The Centers for Disease Control and Prevention issued new recommendations on face coverings on Friday, effectively advising that Americans in counties representing over 70 percent of the population no longer need to wear masks inside in public. “We want to give people a break from things like masking when our levels are low and then have the ability to reach for them again should things get worse in the future,” said CDC director Rochelle Walensky. “We need to be prepared and we need to be ready for whatever comes next.”
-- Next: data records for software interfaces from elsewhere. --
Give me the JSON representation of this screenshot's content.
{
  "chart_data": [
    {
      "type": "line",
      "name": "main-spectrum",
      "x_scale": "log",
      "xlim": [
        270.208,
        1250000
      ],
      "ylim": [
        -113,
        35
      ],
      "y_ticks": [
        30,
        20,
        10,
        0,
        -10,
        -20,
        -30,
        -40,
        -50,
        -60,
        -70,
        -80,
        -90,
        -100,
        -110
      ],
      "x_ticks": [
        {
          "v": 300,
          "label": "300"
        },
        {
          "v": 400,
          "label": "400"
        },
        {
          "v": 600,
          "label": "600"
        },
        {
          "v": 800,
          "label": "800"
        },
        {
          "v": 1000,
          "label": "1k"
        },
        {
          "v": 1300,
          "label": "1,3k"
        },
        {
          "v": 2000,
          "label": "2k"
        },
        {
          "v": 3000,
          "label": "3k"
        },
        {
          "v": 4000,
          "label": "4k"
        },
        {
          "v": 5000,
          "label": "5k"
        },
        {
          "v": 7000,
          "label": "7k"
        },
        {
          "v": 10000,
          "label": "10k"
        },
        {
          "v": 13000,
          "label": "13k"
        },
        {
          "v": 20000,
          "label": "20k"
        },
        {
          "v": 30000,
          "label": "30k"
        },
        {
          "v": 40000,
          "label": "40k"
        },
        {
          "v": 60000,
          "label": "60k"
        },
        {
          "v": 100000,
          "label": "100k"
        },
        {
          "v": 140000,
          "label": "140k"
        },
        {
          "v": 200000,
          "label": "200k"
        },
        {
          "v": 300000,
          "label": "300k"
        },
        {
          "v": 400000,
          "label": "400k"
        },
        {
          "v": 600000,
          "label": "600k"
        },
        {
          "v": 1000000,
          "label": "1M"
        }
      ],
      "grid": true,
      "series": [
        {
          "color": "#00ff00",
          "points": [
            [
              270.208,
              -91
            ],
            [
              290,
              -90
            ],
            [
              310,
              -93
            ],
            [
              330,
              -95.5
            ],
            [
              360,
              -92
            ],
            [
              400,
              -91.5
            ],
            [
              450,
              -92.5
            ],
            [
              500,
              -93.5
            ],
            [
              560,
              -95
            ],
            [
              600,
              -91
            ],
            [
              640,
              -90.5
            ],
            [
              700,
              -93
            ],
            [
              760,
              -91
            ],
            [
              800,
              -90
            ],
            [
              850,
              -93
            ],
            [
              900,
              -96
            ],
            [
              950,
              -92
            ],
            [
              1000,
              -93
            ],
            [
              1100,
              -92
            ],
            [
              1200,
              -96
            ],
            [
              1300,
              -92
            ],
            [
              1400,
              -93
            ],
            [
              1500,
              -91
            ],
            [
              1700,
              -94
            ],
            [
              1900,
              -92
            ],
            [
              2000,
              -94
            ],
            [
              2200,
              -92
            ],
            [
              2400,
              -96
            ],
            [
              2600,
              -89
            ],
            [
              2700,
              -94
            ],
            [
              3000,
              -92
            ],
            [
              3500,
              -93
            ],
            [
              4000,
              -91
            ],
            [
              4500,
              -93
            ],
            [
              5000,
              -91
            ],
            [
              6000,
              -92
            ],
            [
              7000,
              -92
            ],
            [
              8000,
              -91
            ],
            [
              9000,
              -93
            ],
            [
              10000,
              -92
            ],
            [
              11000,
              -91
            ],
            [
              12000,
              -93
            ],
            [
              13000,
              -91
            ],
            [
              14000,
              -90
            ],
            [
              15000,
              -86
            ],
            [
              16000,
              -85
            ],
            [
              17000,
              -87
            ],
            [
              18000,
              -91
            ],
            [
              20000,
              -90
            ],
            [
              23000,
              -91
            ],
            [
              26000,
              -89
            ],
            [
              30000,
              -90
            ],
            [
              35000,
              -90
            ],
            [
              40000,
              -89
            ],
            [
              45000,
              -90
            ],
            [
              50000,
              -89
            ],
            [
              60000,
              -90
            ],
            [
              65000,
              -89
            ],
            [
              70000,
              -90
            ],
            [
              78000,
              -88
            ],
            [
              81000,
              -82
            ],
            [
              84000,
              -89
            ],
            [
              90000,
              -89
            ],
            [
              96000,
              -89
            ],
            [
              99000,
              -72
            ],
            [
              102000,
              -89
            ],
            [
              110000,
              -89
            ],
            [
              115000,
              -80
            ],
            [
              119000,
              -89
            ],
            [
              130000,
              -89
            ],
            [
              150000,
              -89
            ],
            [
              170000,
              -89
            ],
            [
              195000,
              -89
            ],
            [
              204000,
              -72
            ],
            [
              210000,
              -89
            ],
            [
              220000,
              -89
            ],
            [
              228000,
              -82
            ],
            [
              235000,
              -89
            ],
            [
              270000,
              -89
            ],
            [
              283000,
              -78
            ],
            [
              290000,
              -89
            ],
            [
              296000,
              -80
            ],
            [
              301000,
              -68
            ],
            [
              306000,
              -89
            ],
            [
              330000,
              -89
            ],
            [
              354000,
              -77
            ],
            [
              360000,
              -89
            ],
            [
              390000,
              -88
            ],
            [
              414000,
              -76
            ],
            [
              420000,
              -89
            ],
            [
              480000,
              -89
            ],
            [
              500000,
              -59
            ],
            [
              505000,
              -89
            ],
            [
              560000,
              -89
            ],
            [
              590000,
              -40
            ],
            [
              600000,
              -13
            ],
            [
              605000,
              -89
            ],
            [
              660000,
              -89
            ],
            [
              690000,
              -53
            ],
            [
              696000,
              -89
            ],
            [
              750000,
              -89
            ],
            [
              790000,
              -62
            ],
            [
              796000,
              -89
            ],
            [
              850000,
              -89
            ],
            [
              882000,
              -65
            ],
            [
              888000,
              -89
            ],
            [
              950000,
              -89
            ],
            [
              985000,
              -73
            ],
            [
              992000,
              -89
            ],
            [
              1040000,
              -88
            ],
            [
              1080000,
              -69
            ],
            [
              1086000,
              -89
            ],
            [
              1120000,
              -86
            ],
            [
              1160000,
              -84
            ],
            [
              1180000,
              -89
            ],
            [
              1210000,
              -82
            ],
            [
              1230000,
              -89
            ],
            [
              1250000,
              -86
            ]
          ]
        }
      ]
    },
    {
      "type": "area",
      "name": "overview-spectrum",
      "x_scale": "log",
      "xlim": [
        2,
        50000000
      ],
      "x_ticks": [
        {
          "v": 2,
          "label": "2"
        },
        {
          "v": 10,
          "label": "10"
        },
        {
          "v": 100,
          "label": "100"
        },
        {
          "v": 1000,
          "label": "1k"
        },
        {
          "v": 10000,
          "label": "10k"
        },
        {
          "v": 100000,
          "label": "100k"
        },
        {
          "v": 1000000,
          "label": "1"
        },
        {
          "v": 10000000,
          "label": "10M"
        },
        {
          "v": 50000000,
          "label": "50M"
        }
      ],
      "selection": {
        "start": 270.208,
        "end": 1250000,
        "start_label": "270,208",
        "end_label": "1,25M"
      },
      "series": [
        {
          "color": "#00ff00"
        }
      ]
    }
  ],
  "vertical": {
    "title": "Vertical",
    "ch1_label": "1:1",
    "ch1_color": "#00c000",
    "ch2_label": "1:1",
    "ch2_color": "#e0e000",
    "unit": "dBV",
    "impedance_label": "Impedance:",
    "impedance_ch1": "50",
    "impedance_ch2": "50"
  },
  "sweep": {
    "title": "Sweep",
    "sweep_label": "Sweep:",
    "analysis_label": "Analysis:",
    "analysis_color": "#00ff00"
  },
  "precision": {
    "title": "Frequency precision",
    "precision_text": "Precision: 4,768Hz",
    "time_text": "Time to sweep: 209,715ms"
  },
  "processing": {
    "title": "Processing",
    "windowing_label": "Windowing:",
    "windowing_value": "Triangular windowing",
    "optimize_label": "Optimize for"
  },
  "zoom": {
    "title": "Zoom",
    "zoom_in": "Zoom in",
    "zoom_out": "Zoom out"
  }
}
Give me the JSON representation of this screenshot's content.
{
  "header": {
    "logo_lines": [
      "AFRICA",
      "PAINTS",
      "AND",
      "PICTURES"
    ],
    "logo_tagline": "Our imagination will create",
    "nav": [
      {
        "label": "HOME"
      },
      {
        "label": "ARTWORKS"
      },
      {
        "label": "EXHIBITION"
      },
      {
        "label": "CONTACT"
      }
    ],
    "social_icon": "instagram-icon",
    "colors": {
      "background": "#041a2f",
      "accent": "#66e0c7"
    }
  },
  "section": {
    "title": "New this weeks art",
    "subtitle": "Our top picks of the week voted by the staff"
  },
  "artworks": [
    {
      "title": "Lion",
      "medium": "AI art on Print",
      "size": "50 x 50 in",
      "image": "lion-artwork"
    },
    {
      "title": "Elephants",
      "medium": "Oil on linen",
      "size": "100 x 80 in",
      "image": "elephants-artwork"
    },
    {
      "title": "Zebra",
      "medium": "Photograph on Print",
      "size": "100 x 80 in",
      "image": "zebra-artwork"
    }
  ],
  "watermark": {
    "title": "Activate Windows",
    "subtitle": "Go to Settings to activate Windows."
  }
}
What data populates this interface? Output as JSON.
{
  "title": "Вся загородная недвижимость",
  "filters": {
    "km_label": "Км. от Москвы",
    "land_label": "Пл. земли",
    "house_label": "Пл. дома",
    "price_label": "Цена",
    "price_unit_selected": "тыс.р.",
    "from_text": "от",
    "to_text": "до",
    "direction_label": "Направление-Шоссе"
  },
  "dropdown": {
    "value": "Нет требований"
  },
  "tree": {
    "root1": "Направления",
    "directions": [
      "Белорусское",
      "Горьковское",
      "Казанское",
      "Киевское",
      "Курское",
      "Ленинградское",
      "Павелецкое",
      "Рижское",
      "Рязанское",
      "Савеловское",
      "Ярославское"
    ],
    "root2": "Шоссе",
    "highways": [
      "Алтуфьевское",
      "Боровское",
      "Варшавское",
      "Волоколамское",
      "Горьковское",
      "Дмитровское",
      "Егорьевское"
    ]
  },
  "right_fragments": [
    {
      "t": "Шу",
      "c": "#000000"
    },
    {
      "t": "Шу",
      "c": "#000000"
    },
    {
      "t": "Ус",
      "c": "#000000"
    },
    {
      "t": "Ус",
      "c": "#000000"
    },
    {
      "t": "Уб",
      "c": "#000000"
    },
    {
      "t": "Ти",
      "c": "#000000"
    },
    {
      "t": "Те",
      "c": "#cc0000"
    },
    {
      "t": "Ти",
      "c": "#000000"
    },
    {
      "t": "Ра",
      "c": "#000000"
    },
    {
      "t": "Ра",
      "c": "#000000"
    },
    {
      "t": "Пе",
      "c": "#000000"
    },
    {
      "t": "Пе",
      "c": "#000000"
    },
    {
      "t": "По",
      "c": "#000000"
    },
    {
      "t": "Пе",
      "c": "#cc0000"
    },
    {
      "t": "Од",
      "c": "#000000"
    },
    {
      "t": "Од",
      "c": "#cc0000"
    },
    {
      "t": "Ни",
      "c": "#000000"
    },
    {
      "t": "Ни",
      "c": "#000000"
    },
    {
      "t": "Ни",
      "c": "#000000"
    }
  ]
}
The move, which also allows the lifting of social distancing measures, comes as Omicron cases and hospitalizations drop rapidly throughout much of the United States and debate rages on about how and when to lessen pandemic restrictions for a virus that killed 2,908 Americans yesterday. The new, adaptable metric guiding the easing of masking recommendations no longer just involves the number of cases in a county but advises that local public-health officials consider three factors instead: new COVID-caused hospitalizations over the prior week, the percentage of hospital beds taken up by COVID patients, and the number of COVID cases per 100,000 people in the prior week. Based on those factors, the CDC now says, communities can determine whether there is a high, medium, or low risk of catching the coronavirus, and residents only need to mask up when the risk is high.
The decision follows the recent expiration of mask mandates in deep-blue states like New York, California, and New Jersey. Prior to the policy change, the CDC advised that 99 percent of the population should wear masks indoors. “Now it’s time to focus on severity, not just cases, of COVID,” Health and Human Services secretary Xavier Becerra told CNN. “Because of all the hard work that’s been done and the many tools we’ve developed to tackle COVID, we can ease the guidance on mask use — not everyone in every place needs to wear a mask.” For those areas, there is no recommendation for indoor masking unless you are unvaccinated or at potential “increased risk” for COVID-19.